Records supplied:
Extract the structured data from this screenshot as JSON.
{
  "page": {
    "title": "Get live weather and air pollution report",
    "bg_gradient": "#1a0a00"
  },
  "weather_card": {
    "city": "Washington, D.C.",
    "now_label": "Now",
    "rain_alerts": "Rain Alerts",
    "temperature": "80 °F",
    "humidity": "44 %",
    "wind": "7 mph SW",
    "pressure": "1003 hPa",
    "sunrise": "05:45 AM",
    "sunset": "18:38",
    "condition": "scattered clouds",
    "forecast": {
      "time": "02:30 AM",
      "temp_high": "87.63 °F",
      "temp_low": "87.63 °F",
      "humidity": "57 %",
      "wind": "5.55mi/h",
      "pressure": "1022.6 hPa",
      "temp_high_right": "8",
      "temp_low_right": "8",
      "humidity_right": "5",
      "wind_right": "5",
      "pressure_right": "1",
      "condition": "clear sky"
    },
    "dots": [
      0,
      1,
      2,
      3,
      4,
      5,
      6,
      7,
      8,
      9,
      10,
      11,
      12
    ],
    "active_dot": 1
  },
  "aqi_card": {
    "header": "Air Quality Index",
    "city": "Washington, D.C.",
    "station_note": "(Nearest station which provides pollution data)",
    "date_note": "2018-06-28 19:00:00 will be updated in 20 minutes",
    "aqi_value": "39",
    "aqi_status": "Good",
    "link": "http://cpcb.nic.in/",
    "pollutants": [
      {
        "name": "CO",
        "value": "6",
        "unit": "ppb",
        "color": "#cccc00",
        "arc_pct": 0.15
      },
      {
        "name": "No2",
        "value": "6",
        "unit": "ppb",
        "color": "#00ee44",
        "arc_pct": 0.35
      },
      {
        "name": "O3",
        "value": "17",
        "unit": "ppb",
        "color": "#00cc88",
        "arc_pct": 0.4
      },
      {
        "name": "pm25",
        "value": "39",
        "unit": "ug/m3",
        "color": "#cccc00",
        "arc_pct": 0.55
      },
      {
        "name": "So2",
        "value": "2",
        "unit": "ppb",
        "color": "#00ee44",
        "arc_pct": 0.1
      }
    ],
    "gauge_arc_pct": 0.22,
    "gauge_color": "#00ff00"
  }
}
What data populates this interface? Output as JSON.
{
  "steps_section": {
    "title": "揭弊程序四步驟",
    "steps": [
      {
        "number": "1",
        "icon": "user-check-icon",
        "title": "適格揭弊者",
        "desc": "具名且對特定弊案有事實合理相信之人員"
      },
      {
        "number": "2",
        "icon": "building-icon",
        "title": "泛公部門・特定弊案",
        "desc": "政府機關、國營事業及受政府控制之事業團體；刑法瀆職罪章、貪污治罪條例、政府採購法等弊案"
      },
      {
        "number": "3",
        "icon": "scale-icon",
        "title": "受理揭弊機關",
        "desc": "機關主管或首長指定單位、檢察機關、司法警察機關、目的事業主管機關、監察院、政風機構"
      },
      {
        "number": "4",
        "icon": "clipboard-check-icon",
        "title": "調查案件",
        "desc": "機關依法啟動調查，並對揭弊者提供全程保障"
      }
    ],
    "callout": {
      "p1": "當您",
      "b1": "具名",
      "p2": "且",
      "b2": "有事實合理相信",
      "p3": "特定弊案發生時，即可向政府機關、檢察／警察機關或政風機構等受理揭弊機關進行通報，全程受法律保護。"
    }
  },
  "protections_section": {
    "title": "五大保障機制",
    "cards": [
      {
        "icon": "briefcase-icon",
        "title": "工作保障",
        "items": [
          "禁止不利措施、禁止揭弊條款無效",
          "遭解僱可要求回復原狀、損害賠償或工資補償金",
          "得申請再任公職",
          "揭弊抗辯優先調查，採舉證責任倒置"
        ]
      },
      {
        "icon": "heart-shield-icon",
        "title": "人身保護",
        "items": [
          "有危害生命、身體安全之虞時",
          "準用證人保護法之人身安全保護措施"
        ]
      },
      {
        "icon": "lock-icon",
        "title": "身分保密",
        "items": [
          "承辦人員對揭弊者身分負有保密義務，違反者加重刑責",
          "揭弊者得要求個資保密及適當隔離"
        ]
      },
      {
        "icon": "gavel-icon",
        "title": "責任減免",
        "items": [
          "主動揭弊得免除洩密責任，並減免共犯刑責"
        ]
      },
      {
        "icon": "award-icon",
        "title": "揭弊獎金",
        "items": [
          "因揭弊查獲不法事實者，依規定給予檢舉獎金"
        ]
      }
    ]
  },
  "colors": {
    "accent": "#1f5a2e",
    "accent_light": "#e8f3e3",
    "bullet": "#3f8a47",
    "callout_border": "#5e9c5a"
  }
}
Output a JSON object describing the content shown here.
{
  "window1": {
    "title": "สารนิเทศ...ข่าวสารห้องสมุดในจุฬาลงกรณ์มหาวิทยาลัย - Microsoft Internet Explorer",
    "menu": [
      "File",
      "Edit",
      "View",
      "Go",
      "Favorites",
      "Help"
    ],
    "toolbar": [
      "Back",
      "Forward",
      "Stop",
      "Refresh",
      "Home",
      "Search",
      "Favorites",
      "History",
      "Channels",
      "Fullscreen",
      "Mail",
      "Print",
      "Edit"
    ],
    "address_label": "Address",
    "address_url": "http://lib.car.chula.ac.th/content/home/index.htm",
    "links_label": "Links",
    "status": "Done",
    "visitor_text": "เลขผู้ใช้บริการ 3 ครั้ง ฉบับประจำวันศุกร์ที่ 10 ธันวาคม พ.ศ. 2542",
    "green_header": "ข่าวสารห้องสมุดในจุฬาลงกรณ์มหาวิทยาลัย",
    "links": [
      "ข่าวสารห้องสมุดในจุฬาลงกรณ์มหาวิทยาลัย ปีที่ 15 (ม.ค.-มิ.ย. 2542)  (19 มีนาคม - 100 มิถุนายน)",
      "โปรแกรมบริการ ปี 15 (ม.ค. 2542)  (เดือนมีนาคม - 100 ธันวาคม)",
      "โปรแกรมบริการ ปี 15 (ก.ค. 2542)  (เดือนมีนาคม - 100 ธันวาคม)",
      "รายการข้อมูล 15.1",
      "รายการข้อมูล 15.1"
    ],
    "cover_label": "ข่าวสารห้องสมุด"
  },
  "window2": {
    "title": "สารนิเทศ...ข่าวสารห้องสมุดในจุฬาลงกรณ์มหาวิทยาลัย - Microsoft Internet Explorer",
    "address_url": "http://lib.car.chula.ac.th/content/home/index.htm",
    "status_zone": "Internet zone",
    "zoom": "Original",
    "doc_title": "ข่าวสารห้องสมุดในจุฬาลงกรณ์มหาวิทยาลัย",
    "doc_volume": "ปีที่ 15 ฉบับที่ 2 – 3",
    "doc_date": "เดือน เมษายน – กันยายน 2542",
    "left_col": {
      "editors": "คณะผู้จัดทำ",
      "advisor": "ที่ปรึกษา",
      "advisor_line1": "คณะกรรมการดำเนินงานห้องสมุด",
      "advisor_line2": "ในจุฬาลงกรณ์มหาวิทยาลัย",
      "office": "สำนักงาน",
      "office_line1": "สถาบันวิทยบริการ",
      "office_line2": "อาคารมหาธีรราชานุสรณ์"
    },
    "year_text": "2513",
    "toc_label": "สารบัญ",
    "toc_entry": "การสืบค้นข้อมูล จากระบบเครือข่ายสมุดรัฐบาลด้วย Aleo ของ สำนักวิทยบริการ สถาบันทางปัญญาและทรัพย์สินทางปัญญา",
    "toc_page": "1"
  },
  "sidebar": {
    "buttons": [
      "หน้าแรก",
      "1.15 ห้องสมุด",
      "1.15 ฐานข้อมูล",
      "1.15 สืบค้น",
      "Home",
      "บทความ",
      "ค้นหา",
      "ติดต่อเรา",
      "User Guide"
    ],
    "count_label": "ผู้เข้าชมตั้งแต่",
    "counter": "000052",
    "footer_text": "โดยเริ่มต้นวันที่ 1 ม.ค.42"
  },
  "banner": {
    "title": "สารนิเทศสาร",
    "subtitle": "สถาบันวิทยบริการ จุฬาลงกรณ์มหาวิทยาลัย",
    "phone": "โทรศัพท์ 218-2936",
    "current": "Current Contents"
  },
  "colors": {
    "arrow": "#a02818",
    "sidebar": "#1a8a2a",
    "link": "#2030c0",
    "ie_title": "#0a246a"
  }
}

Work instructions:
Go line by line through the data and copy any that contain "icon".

Exercise output:
        "icon": "user-check-icon",
        "icon": "building-icon",
        "icon": "scale-icon",
        "icon": "clipboard-check-icon",
        "icon": "briefcase-icon",
        "icon": "heart-shield-icon",
        "icon": "lock-icon",
        "icon": "gavel-icon",
        "icon": "award-icon",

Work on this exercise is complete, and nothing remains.